- _Exercise description_
Please reproduce every record exactly as written, leaving out the pictures.

START Listed records

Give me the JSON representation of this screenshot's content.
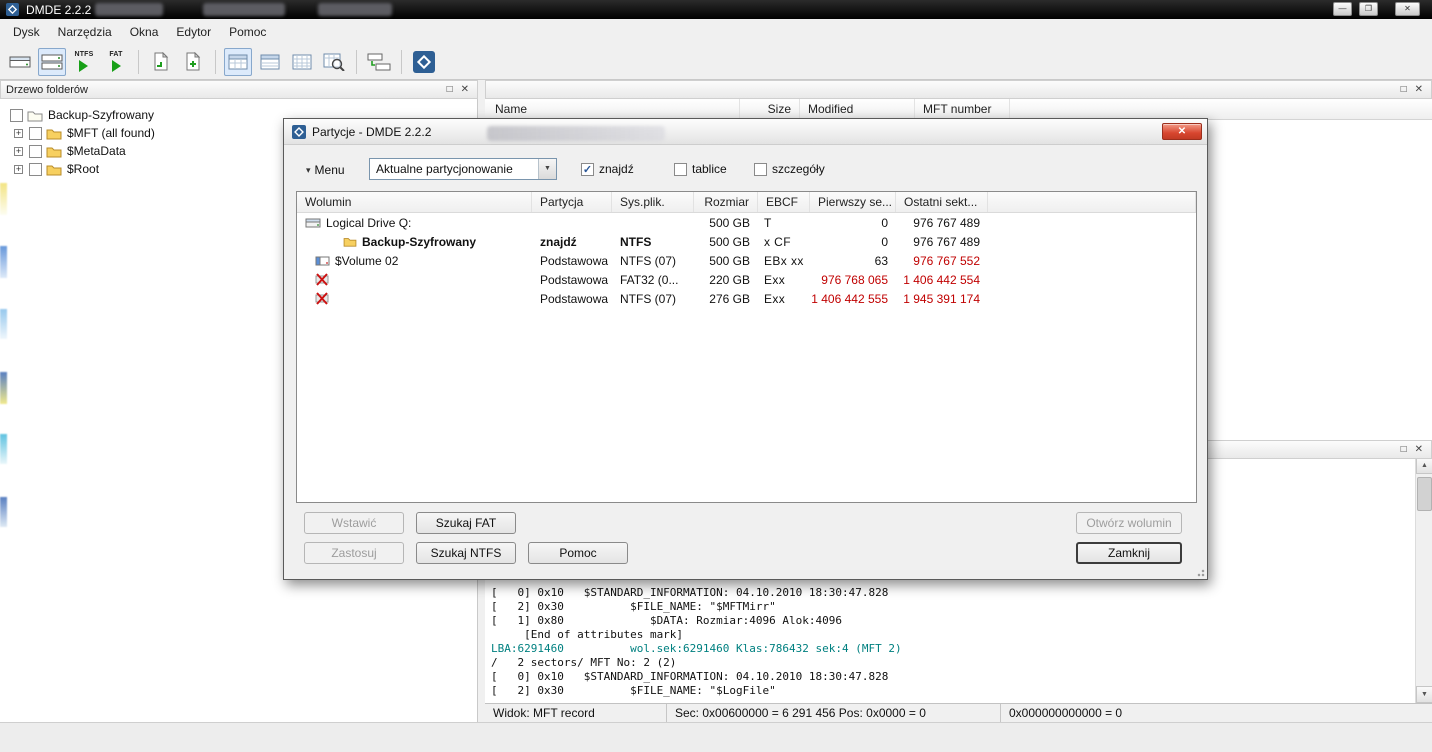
{
  "colors": {
    "danger": "#c00000",
    "teal": "#008080",
    "logo": "#2e5f94",
    "selection": "#dceafb"
  },
  "icons": {
    "minimize": "—",
    "restore": "❐",
    "close": "✕",
    "panel_restore": "□",
    "panel_close": "✕",
    "menu_arrow": "▾",
    "dropdown_arrow": "▼",
    "check": "✓",
    "scroll_up": "▲",
    "scroll_down": "▼",
    "tree_expand": "+"
  },
  "window": {
    "title": "DMDE 2.2.2"
  },
  "menubar": {
    "items": [
      "Dysk",
      "Narzędzia",
      "Okna",
      "Edytor",
      "Pomoc"
    ]
  },
  "toolbar": {
    "ntfs_label": "NTFS",
    "fat_label": "FAT"
  },
  "tree_panel": {
    "title": "Drzewo folderów",
    "items": [
      {
        "label": "Backup-Szyfrowany"
      },
      {
        "label": "$MFT (all found)"
      },
      {
        "label": "$MetaData"
      },
      {
        "label": "$Root"
      }
    ]
  },
  "file_panel": {
    "columns": {
      "name": "Name",
      "size": "Size",
      "modified": "Modified",
      "mft": "MFT number"
    }
  },
  "dialog": {
    "title": "Partycje - DMDE 2.2.2",
    "menu_label": "Menu",
    "mode_value": "Aktualne partycjonowanie",
    "check_znajdz": "znajdź",
    "check_tablice": "tablice",
    "check_szczegoly": "szczegóły",
    "table": {
      "columns": [
        "Wolumin",
        "Partycja",
        "Sys.plik.",
        "Rozmiar",
        "EBCF",
        "Pierwszy se...",
        "Ostatni sekt..."
      ],
      "rows": [
        {
          "icon": "drive",
          "name": "Logical Drive Q:",
          "partition": "",
          "fs": "",
          "size": "500 GB",
          "flags": "T",
          "first": "0",
          "last": "976 767 489"
        },
        {
          "icon": "folder",
          "name": "Backup-Szyfrowany",
          "partition": "znajdź",
          "fs": "NTFS",
          "size": "500 GB",
          "flags": "x CF",
          "first": "0",
          "last": "976 767 489"
        },
        {
          "icon": "volume",
          "name": "$Volume 02",
          "partition": "Podstawowa",
          "fs": "NTFS (07)",
          "size": "500 GB",
          "flags": "EBx xx",
          "first": "63",
          "last": "976 767 552"
        },
        {
          "icon": "deleted",
          "name": "",
          "partition": "Podstawowa (A)",
          "fs": "FAT32 (0...",
          "size": "220 GB",
          "flags": "Exx",
          "first": "976 768 065",
          "last": "1 406 442 554"
        },
        {
          "icon": "deleted",
          "name": "",
          "partition": "Podstawowa",
          "fs": "NTFS (07)",
          "size": "276 GB",
          "flags": "Exx",
          "first": "1 406 442 555",
          "last": "1 945 391 174"
        }
      ]
    },
    "buttons": {
      "wstawic": "Wstawić",
      "szukaj_fat": "Szukaj FAT",
      "zastosuj": "Zastosuj",
      "szukaj_ntfs": "Szukaj NTFS",
      "pomoc": "Pomoc",
      "otworz": "Otwórz wolumin",
      "zamknij": "Zamknij"
    }
  },
  "log_panel": {
    "lines": [
      {
        "text": "[   0] 0x10   $STANDARD_INFORMATION: 04.10.2010 18:30:47.828"
      },
      {
        "text": "[   2] 0x30          $FILE_NAME: \"$MFTMirr\""
      },
      {
        "text": "[   1] 0x80             $DATA: Rozmiar:4096 Alok:4096"
      },
      {
        "text": "     [End of attributes mark]"
      },
      {
        "text": "LBA:6291460          wol.sek:6291460 Klas:786432 sek:4 (MFT 2)"
      },
      {
        "text": "/   2 sectors/ MFT No: 2 (2)"
      },
      {
        "text": "[   0] 0x10   $STANDARD_INFORMATION: 04.10.2010 18:30:47.828"
      },
      {
        "text": "[   2] 0x30          $FILE_NAME: \"$LogFile\""
      }
    ]
  },
  "status_bar": {
    "view": "Widok: MFT record",
    "sector": "Sec: 0x00600000 = 6 291 456  Pos: 0x0000 = 0",
    "offset": "0x000000000000 = 0"
  }
}
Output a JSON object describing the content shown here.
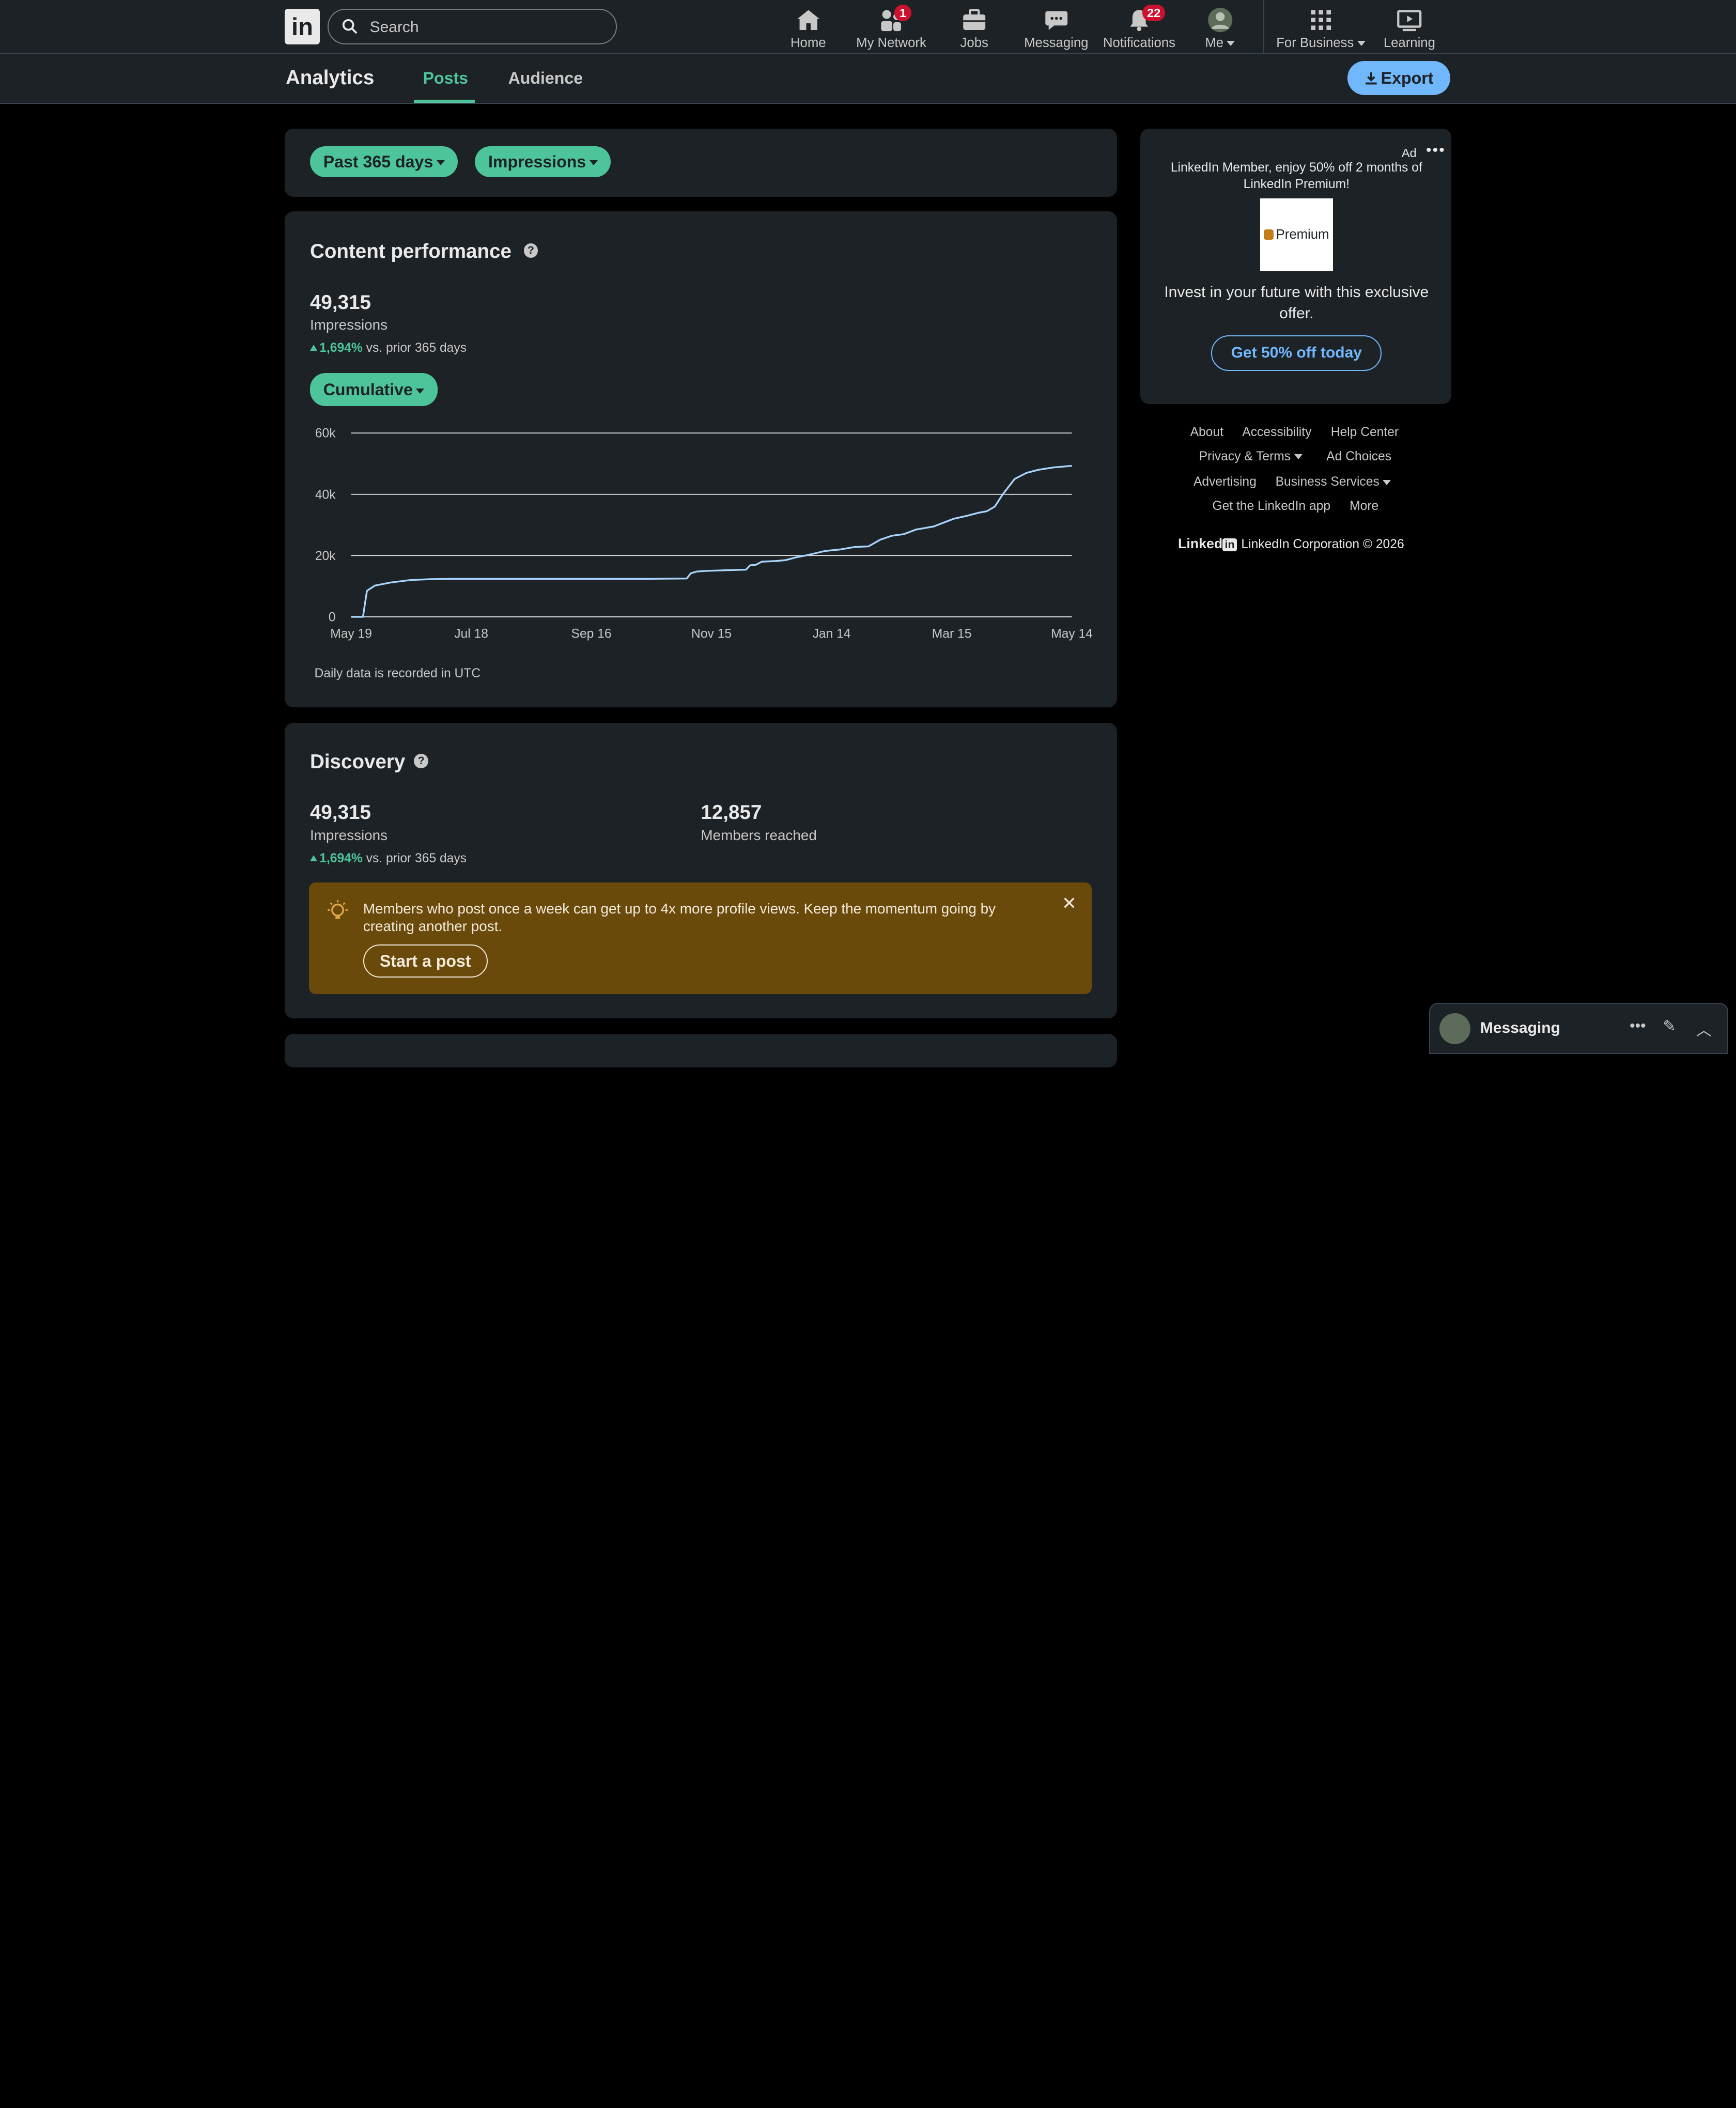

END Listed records

- _Worked solution_
Give me the JSON representation of this screenshot's content.
{
  "colors": {
    "danger": "#c00000",
    "teal": "#008080",
    "logo": "#2e5f94",
    "selection": "#dceafb"
  },
  "icons": {
    "minimize": "—",
    "restore": "❐",
    "close": "✕",
    "panel_restore": "□",
    "panel_close": "✕",
    "menu_arrow": "▾",
    "dropdown_arrow": "▼",
    "check": "✓",
    "scroll_up": "▲",
    "scroll_down": "▼",
    "tree_expand": "+"
  },
  "window": {
    "title": "DMDE 2.2.2"
  },
  "menubar": {
    "items": [
      "Dysk",
      "Narzędzia",
      "Okna",
      "Edytor",
      "Pomoc"
    ]
  },
  "toolbar": {
    "ntfs_label": "NTFS",
    "fat_label": "FAT"
  },
  "tree_panel": {
    "title": "Drzewo folderów",
    "items": [
      {
        "label": "Backup-Szyfrowany"
      },
      {
        "label": "$MFT (all found)"
      },
      {
        "label": "$MetaData"
      },
      {
        "label": "$Root"
      }
    ]
  },
  "file_panel": {
    "columns": {
      "name": "Name",
      "size": "Size",
      "modified": "Modified",
      "mft": "MFT number"
    }
  },
  "dialog": {
    "title": "Partycje - DMDE 2.2.2",
    "menu_label": "Menu",
    "mode_value": "Aktualne partycjonowanie",
    "check_znajdz": "znajdź",
    "check_tablice": "tablice",
    "check_szczegoly": "szczegóły",
    "table": {
      "columns": [
        "Wolumin",
        "Partycja",
        "Sys.plik.",
        "Rozmiar",
        "EBCF",
        "Pierwszy se...",
        "Ostatni sekt..."
      ],
      "rows": [
        {
          "icon": "drive",
          "name": "Logical Drive Q:",
          "partition": "",
          "fs": "",
          "size": "500 GB",
          "flags": "T",
          "first": "0",
          "last": "976 767 489"
        },
        {
          "icon": "folder",
          "name": "Backup-Szyfrowany",
          "partition": "znajdź",
          "fs": "NTFS",
          "size": "500 GB",
          "flags": "x CF",
          "first": "0",
          "last": "976 767 489"
        },
        {
          "icon": "volume",
          "name": "$Volume 02",
          "partition": "Podstawowa",
          "fs": "NTFS (07)",
          "size": "500 GB",
          "flags": "EBx xx",
          "first": "63",
          "last": "976 767 552"
        },
        {
          "icon": "deleted",
          "name": "",
          "partition": "Podstawowa (A)",
          "fs": "FAT32 (0...",
          "size": "220 GB",
          "flags": "Exx",
          "first": "976 768 065",
          "last": "1 406 442 554"
        },
        {
          "icon": "deleted",
          "name": "",
          "partition": "Podstawowa",
          "fs": "NTFS (07)",
          "size": "276 GB",
          "flags": "Exx",
          "first": "1 406 442 555",
          "last": "1 945 391 174"
        }
      ]
    },
    "buttons": {
      "wstawic": "Wstawić",
      "szukaj_fat": "Szukaj FAT",
      "zastosuj": "Zastosuj",
      "szukaj_ntfs": "Szukaj NTFS",
      "pomoc": "Pomoc",
      "otworz": "Otwórz wolumin",
      "zamknij": "Zamknij"
    }
  },
  "log_panel": {
    "lines": [
      {
        "text": "[   0] 0x10   $STANDARD_INFORMATION: 04.10.2010 18:30:47.828"
      },
      {
        "text": "[   2] 0x30          $FILE_NAME: \"$MFTMirr\""
      },
      {
        "text": "[   1] 0x80             $DATA: Rozmiar:4096 Alok:4096"
      },
      {
        "text": "     [End of attributes mark]"
      },
      {
        "text": "LBA:6291460          wol.sek:6291460 Klas:786432 sek:4 (MFT 2)"
      },
      {
        "text": "/   2 sectors/ MFT No: 2 (2)"
      },
      {
        "text": "[   0] 0x10   $STANDARD_INFORMATION: 04.10.2010 18:30:47.828"
      },
      {
        "text": "[   2] 0x30          $FILE_NAME: \"$LogFile\""
      }
    ]
  },
  "status_bar": {
    "view": "Widok: MFT record",
    "sector": "Sec: 0x00600000 = 6 291 456  Pos: 0x0000 = 0",
    "offset": "0x000000000000 = 0"
  }
}
Output a JSON object describing the content shown here.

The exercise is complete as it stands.